Nigerian crude struggles for buyers as rival Angola excels
With stiff competition for buyers in Europe and Asia from both Mediterranean and U.S. oil grades, Nigerian crudes have felt the pinch badly in the past few weeks.
Consequently, the influx of U.S. grades into refineries in northwest Europe and the Mediterranean have continued to undermine the Nigerian market which has resulted in a handful of cargoes from Nigeria’s June loading programme remaining unsold, Reuters reported quoting traders.
Force majeure on exports of Nigeria’s Bonny Light crude have remained in place, according to a spokesman for Shell on Wednesday, while repairs are ongoing on the Trans Ramos pipeline, which feeds crude to the Forcados terminal.
While Nigerian grades are struggling for the competitive oil market Angolan cargoes were said to be gradually clearing as at Wednesday, helping nudge crude differentials higher.
State oil firm Sonangol was said to be offering Dalia at a discount of $1.30 to dated Brent. Only a couple of cargoes remain from the June programme and about half the July programme has now sold, although Asian buyers have been more reticent in the last few weeks, traders said.
China’s state-run oil trader Unipec offered July-loading Angolan cargoes in the window, including Plutonio at dated Brent minus $1.20 a barrel on a free-on-board (FOB) basis, and Girassol at dated Brent minus 20 cents a barrel FOB, a touch stronger than the previous day, but without unearthing any buyers.

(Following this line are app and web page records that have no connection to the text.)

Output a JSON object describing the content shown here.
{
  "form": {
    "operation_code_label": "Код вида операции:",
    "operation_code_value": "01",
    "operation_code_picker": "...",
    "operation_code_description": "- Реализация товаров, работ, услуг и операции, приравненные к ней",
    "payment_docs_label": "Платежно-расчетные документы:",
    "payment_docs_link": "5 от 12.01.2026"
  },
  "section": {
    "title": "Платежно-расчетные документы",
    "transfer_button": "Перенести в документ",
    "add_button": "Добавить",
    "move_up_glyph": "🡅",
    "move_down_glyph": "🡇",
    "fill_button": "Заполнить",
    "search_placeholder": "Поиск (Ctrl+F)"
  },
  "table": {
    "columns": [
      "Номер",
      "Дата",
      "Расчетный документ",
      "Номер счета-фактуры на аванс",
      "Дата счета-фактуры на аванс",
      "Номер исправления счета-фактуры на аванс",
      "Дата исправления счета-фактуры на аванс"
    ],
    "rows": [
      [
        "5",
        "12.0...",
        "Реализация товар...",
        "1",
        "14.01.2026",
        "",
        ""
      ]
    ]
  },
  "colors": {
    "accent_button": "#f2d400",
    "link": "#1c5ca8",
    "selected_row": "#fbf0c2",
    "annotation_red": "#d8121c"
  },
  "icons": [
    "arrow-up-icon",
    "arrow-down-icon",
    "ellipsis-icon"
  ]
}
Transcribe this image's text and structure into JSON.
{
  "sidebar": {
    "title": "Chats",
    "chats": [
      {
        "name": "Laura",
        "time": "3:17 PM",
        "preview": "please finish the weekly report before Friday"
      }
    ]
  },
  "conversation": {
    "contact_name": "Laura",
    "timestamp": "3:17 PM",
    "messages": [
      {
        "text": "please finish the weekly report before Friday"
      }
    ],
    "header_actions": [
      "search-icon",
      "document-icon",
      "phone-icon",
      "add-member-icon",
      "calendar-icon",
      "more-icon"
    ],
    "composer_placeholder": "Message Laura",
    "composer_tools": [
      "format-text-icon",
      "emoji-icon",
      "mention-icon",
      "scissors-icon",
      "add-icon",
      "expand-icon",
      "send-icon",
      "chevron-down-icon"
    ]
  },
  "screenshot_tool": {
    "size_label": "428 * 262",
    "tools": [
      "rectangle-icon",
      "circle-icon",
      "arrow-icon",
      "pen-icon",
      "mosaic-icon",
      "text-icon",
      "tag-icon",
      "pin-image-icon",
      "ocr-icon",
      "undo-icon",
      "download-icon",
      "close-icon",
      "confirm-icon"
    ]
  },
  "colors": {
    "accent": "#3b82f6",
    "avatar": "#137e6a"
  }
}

Unfavourable arbitrages both east and west have hurt demand for West African light sweet crudes, particularly from traditional buyers such as Indian refineries that have started to snap up shale instead.